within the supposedly reassuring domesticity of Wordsworth's poetry and in spite of domesticating critical assessments of the ... Nearly every chapter of The Unremarkable Wordsworth had appeared previously, before and after the 1984 ...
Author: Megan Becker-Leckrone
Publisher: Bloomsbury Publishing

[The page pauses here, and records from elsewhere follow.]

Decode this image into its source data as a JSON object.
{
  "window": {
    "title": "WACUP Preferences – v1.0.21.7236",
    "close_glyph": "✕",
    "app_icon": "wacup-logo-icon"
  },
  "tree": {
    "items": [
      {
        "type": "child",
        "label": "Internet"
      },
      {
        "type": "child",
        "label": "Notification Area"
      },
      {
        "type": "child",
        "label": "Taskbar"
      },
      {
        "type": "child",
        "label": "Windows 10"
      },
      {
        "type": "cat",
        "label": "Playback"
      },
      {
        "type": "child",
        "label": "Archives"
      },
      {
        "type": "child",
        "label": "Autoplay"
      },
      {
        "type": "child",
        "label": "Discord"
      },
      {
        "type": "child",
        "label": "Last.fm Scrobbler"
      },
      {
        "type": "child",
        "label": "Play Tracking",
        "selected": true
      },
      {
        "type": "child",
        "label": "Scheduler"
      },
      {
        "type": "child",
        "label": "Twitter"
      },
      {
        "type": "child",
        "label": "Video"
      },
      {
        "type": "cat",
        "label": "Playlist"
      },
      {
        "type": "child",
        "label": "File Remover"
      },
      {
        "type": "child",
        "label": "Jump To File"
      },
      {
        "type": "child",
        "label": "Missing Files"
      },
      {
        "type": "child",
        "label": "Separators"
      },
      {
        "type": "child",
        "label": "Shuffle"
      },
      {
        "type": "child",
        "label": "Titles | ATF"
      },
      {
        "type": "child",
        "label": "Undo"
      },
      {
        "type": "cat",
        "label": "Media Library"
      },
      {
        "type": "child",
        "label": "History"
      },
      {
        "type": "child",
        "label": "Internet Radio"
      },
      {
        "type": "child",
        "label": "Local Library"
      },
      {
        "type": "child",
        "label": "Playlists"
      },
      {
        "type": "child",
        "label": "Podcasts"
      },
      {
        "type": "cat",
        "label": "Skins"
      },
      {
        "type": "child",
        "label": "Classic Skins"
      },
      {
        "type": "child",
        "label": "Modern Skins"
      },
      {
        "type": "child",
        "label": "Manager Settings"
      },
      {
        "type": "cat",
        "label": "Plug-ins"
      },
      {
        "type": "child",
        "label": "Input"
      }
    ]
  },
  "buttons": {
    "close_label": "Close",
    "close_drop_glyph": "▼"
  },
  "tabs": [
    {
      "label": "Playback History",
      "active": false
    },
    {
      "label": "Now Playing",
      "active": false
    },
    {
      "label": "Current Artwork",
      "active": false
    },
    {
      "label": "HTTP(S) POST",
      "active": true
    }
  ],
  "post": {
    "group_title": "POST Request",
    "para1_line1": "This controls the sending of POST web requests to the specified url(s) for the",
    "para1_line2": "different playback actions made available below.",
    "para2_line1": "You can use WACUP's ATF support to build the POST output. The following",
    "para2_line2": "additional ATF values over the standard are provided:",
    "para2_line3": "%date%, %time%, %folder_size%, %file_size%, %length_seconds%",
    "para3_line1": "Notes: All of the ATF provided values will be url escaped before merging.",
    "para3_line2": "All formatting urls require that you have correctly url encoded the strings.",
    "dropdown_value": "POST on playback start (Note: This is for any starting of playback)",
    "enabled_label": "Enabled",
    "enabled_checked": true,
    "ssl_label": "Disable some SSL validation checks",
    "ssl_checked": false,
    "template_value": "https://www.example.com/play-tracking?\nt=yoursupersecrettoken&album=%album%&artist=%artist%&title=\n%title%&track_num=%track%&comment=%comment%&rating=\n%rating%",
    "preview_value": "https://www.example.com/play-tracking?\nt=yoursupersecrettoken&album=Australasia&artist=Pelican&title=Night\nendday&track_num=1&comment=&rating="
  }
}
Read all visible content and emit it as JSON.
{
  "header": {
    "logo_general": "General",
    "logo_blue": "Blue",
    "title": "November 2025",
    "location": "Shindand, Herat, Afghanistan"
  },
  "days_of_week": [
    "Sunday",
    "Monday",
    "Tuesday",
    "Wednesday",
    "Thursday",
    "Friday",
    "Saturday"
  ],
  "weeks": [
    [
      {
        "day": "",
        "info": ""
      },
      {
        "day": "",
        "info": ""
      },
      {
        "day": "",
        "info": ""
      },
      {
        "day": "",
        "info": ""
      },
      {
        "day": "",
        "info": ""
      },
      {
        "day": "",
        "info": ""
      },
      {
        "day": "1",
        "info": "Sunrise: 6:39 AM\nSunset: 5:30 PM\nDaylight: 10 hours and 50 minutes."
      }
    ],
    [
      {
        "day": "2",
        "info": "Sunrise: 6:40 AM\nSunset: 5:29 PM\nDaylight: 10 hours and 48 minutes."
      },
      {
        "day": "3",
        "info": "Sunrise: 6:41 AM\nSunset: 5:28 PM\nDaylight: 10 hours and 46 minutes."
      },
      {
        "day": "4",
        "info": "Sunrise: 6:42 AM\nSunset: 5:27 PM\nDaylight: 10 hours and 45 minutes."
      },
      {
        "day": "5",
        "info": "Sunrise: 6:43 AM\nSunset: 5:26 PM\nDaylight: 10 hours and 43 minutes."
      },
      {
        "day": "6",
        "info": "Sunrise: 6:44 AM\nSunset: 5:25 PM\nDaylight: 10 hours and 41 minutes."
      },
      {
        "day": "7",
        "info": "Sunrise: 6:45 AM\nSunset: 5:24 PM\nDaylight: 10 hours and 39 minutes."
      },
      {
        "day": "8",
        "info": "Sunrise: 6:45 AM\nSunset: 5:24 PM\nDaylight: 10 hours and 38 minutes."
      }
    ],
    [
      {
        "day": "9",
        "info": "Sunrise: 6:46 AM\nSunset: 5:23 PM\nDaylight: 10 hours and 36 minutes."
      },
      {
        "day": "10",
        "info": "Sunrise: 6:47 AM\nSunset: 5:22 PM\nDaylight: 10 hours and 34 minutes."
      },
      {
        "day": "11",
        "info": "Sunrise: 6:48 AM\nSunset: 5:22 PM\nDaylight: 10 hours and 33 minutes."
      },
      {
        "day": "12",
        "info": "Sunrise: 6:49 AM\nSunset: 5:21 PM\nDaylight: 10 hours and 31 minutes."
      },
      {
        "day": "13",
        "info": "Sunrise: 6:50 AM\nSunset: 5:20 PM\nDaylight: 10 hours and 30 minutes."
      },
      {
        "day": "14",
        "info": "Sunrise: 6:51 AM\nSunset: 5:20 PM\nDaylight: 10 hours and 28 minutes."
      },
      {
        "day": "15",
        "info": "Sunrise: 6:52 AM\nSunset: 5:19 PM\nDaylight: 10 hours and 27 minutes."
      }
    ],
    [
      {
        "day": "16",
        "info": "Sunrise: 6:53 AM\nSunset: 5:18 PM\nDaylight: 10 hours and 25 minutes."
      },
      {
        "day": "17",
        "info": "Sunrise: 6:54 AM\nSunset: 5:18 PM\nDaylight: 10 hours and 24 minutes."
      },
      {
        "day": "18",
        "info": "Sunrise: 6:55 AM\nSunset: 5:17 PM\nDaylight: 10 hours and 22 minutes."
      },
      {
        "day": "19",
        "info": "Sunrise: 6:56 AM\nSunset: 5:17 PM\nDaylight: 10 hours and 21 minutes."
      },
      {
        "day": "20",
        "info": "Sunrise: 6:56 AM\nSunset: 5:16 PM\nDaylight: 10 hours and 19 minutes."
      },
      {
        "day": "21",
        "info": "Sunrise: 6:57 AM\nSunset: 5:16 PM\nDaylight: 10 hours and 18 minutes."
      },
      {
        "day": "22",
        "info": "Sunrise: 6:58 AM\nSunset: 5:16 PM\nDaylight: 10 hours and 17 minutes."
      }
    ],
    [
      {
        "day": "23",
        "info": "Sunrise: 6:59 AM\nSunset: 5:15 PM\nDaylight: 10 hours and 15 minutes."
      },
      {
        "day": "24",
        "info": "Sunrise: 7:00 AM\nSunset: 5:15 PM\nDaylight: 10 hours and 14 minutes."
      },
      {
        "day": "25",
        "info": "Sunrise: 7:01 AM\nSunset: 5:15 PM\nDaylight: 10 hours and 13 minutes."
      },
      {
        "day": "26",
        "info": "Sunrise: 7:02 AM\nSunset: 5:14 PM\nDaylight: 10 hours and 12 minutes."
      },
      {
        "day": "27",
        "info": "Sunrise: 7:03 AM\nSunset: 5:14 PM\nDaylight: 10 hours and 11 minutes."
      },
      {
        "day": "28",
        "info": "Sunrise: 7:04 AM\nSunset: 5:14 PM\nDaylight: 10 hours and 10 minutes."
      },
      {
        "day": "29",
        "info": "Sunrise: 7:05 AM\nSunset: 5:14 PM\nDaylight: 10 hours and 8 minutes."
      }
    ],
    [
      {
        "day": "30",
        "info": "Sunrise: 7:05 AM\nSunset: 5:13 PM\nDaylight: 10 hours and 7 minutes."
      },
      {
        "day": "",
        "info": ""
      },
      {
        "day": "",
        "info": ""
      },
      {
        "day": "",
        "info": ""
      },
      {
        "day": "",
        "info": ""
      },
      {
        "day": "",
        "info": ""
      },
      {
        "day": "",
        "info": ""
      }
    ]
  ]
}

Engaged debate among feminist, political, and psychoanalytic thinkers has secured Julia Kristeva's status as one of the most formidable figures in twentieth-century critical theory. Nevertheless, her precise relevance to the study of literature - the extent to which her theory is specifically a literary theory - can be hard for new readers to fathom. This approachable volume explores Kristeva's definition of literature, her methods for analyzing it, and the theoretical ground on which those endeavors are based. Megan Becker-Leckrone argues that Kristeva's signature concepts, such as abjection and intertextuality, lose much of their force when readers extract them from the specific, complex theoretical context in which Kristeva produces them. Early chapters situate her theory in a broader conversation with Roland Barthes, Sigmund Freud, Jacques Lacan and others around the issues of reading, textuality, and subjectivity. Subsequent chapters look at Kristeva's actual engagements with literary texts, specifically her challenging, highly performative reading of French novelist Louis-Ferdinand Céline in Powers of Horror: An Essay on Abjection and her career-long preoccupation with James Joyce. A final chapter of the book looks at the way contemporary literary critics have marshaled her ideas in re-reading the poetry of William Wordsworth, while a helpful glossary identifies Kristeva's most pertinently "literary" theoretical concepts, by way of synopses of the texts in which she presents them.